(Extracted data entries)
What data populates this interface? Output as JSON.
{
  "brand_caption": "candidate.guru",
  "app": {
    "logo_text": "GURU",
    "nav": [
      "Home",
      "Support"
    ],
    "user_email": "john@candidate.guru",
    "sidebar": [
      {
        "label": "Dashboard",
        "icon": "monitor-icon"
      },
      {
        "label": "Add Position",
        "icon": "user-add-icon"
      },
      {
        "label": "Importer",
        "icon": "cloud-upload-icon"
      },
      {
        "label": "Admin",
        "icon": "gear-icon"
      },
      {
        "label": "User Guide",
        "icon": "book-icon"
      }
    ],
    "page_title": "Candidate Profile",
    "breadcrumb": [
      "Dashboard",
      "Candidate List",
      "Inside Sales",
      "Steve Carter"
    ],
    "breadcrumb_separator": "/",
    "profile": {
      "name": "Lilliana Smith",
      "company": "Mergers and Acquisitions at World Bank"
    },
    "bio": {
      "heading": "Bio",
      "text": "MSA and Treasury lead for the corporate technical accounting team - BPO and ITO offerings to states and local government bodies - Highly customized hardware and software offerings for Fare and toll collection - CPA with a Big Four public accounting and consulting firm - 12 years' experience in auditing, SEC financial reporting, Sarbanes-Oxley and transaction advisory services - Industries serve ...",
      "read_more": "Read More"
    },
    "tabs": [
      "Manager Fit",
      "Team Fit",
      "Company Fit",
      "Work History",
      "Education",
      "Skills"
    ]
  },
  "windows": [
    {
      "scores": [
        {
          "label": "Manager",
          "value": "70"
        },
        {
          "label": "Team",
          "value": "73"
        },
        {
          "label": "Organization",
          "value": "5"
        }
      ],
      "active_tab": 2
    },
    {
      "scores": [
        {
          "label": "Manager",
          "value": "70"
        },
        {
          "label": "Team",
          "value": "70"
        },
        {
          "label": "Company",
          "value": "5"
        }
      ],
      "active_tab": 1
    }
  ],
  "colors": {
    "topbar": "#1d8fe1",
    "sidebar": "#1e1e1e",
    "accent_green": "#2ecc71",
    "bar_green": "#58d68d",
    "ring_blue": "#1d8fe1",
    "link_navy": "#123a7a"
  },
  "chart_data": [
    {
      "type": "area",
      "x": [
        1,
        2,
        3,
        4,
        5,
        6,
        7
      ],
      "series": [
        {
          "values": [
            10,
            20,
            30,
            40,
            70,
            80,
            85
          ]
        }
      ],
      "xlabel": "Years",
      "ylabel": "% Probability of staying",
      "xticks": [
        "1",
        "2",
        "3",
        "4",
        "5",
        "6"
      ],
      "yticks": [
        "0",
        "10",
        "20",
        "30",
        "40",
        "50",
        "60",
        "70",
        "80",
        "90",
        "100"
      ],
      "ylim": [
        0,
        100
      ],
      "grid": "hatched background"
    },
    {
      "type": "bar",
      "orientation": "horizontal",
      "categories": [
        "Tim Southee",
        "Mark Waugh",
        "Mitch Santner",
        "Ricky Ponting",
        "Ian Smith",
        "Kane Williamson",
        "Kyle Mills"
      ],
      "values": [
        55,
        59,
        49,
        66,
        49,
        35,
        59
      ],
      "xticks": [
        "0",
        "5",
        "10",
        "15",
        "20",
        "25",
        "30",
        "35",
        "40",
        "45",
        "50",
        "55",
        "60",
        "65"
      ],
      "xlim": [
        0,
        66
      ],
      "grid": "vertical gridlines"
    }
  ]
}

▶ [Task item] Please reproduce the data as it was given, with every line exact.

▶ [Answer for the task]
What data populates this interface? Output as JSON.
{
  "brand_caption": "candidate.guru",
  "app": {
    "logo_text": "GURU",
    "nav": [
      "Home",
      "Support"
    ],
    "user_email": "john@candidate.guru",
    "sidebar": [
      {
        "label": "Dashboard",
        "icon": "monitor-icon"
      },
      {
        "label": "Add Position",
        "icon": "user-add-icon"
      },
      {
        "label": "Importer",
        "icon": "cloud-upload-icon"
      },
      {
        "label": "Admin",
        "icon": "gear-icon"
      },
      {
        "label": "User Guide",
        "icon": "book-icon"
      }
    ],
    "page_title": "Candidate Profile",
    "breadcrumb": [
      "Dashboard",
      "Candidate List",
      "Inside Sales",
      "Steve Carter"
    ],
    "breadcrumb_separator": "/",
    "profile": {
      "name": "Lilliana Smith",
      "company": "Mergers and Acquisitions at World Bank"
    },
    "bio": {
      "heading": "Bio",
      "text": "MSA and Treasury lead for the corporate technical accounting team - BPO and ITO offerings to states and local government bodies - Highly customized hardware and software offerings for Fare and toll collection - CPA with a Big Four public accounting and consulting firm - 12 years' experience in auditing, SEC financial reporting, Sarbanes-Oxley and transaction advisory services - Industries serve ...",
      "read_more": "Read More"
    },
    "tabs": [
      "Manager Fit",
      "Team Fit",
      "Company Fit",
      "Work History",
      "Education",
      "Skills"
    ]
  },
  "windows": [
    {
      "scores": [
        {
          "label": "Manager",
          "value": "70"
        },
        {
          "label": "Team",
          "value": "73"
        },
        {
          "label": "Organization",
          "value": "5"
        }
      ],
      "active_tab": 2
    },
    {
      "scores": [
        {
          "label": "Manager",
          "value": "70"
        },
        {
          "label": "Team",
          "value": "70"
        },
        {
          "label": "Company",
          "value": "5"
        }
      ],
      "active_tab": 1
    }
  ],
  "colors": {
    "topbar": "#1d8fe1",
    "sidebar": "#1e1e1e",
    "accent_green": "#2ecc71",
    "bar_green": "#58d68d",
    "ring_blue": "#1d8fe1",
    "link_navy": "#123a7a"
  },
  "chart_data": [
    {
      "type": "area",
      "x": [
        1,
        2,
        3,
        4,
        5,
        6,
        7
      ],
      "series": [
        {
          "values": [
            10,
            20,
            30,
            40,
            70,
            80,
            85
          ]
        }
      ],
      "xlabel": "Years",
      "ylabel": "% Probability of staying",
      "xticks": [
        "1",
        "2",
        "3",
        "4",
        "5",
        "6"
      ],
      "yticks": [
        "0",
        "10",
        "20",
        "30",
        "40",
        "50",
        "60",
        "70",
        "80",
        "90",
        "100"
      ],
      "ylim": [
        0,
        100
      ],
      "grid": "hatched background"
    },
    {
      "type": "bar",
      "orientation": "horizontal",
      "categories": [
        "Tim Southee",
        "Mark Waugh",
        "Mitch Santner",
        "Ricky Ponting",
        "Ian Smith",
        "Kane Williamson",
        "Kyle Mills"
      ],
      "values": [
        55,
        59,
        49,
        66,
        49,
        35,
        59
      ],
      "xticks": [
        "0",
        "5",
        "10",
        "15",
        "20",
        "25",
        "30",
        "35",
        "40",
        "45",
        "50",
        "55",
        "60",
        "65"
      ],
      "xlim": [
        0,
        66
      ],
      "grid": "vertical gridlines"
    }
  ]
}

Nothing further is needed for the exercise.